Today’s post is from guest contributor Sr. Donna McGartland. Donna is one of the authors in Love Tenderly: Sacred Stories of Lesbian and Queer Religious published by New Ways Ministry.
Today’s liturgical readings for the 20th Sunday of Ordinary Time can be found here.
“All who … hold to my covenant, them I will bring to my holy mountain and make joyful in my house of prayer; their burnt offerings and sacrifices will be acceptable on my altar, for my house shall be called a house of prayer for all peoples” (Is 56:6-7, emphasis mine).
Did I really read that line in today’s first liturgical correctly? ALL who hold to the covenant? God’s House of Prayer is for ALL peoples?—not just those who are baptized or who go to church on Sundays, not just those who read the Bible or those who are ordained or confirmed or any number of conditions that others too frequently impose. Isaiah clarifies that ALL who embrace God’s Covenant, including the foreigners who minister lovingly in the name of the Lord, will live on God’s holy mountain.
Today’s gospel reading also challenges those who think otherwise and who set conditions for acceptance. In this reading from Matthew, Jesus appears to be struggling. A Canaanite woman, a pagan, is pleading for healing for her daughter. Jesus claims he was “sent only to the lost sheep of the house of Israel.” He goes so far as to say to this foreigner, “It is not right to take the food of the children and throw it to the dogs.” She, however, claims her rightful place and continues to plead. “Please, Lord, even the dogs eat the scraps that fall from the table of their masters.” Her words touch Jesus deeply and he changes his attitude, responding with amazement, “O woman, great is your faith!” Her daughter is healed.

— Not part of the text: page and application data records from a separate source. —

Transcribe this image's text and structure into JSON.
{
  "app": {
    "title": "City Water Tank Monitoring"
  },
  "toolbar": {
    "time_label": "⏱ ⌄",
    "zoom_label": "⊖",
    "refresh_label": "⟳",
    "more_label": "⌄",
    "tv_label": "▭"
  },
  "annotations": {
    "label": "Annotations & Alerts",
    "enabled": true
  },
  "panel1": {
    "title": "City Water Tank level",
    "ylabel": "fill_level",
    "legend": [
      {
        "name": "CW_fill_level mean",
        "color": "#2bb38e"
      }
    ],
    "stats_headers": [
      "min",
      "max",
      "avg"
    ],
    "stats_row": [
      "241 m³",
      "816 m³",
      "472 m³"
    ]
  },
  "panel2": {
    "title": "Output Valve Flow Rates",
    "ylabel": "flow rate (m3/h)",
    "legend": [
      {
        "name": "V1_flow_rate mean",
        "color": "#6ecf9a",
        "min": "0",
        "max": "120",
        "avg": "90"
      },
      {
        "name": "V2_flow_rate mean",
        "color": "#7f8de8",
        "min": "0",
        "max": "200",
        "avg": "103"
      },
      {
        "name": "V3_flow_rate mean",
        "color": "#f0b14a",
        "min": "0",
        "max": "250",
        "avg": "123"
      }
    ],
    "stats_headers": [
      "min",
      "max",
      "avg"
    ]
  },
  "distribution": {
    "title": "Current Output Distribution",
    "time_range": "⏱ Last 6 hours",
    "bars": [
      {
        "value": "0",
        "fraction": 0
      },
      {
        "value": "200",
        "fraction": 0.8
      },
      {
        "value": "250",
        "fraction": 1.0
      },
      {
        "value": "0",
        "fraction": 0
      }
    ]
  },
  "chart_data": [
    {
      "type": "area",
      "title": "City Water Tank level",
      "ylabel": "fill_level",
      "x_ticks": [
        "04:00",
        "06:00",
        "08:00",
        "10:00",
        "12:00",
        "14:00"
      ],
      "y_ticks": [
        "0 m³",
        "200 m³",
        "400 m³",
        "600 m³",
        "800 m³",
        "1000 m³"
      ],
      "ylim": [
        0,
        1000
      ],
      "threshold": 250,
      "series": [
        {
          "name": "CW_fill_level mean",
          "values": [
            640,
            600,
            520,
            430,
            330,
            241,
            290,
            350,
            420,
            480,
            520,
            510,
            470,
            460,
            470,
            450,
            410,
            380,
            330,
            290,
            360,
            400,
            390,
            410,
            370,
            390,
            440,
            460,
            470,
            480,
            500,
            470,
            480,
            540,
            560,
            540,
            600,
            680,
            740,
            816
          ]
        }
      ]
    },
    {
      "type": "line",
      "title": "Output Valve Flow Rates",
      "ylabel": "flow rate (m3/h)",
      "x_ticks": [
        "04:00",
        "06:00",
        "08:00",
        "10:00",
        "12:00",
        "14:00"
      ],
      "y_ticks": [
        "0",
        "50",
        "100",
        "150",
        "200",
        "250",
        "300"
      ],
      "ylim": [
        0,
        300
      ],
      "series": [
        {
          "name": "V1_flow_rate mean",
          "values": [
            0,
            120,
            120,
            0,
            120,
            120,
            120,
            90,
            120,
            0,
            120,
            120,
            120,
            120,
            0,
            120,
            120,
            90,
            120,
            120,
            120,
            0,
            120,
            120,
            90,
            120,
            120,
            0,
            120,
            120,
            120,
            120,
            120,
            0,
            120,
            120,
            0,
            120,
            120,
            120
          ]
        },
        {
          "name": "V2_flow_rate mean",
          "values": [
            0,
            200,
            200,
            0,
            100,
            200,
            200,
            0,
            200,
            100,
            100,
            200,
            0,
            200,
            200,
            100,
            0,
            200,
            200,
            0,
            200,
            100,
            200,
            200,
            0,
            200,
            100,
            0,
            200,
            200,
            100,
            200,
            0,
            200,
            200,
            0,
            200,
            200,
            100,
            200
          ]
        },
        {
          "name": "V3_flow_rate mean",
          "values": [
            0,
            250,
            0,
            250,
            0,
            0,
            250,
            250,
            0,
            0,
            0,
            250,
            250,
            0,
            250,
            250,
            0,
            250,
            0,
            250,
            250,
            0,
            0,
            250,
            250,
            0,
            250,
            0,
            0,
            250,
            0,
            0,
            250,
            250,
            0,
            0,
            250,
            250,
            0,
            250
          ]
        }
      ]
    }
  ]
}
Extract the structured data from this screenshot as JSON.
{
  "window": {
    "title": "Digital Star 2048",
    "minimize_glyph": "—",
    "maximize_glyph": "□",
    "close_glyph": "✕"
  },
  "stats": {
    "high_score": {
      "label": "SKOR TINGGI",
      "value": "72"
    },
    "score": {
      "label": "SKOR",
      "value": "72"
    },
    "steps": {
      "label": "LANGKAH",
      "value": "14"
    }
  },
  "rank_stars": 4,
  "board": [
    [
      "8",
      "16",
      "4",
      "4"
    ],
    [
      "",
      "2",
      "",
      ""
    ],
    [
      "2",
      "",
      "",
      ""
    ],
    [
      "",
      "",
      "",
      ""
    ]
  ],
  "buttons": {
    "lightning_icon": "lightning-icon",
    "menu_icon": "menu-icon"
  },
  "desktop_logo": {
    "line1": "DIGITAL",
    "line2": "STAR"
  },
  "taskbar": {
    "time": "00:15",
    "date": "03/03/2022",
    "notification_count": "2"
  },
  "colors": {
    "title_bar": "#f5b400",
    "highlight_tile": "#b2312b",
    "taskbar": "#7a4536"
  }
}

I often wonder what Jesus was really thinking and experiencing in this story. He essentially called this woman a dog. Did he really believe what he was saying? This isn’t the Jesus I’ve come to know, a God who seeks the lost and frees those who are bound. What was truly happening in this story?
I believe that Jesus was really addressing his disciples when he spoke to the Canaanite woman. It was the disciples, after all, who were insistent that the Canaanite Foreigner was not worthy of his attention. Jesus addressed the woman using the words of the disciples. The woman, on the other hand, addressed Jesus as a true Israelite. “Jesus, Son of David, have pity on me!” This woman was truly holding fast to the covenant mentioned in Isaiah. It’s almost as if Jesus was inviting her to own this truth and when she did, he responded by praising her faith. Jesus’ disciples must have been confounded.
It is not hard to make the leap from the Canaanite Foreigner to those of us who identify as LGBTQIA+. I remember being at a Mass where the homilist talked about the evils of being LGBT. I was deeply hurt, not just because he discounted me, but because everyone who was hearing his words were hearing something so contrary to Jesus’ message of love. I prayed, “Son of David, have pity on him.” I knew this wasn’t from God; nor was it our Gospel.
God’s house is a place where all are welcome and invited “to make joyful in [God’s] house of prayer.” As Isaiah proclaims, “My house shall be a House of Prayer for ALL peoples.” Anything contrary to this message is simply not holding to the covenant which Jesus summarized by calling us to “love God with your whole heart, mind and soul and to love our neighbor as ourselves.”
May we all embrace this call to love and so dwell in God’s House of Prayer here on earth.
–Sr. Donna McGartland, August 20, 2023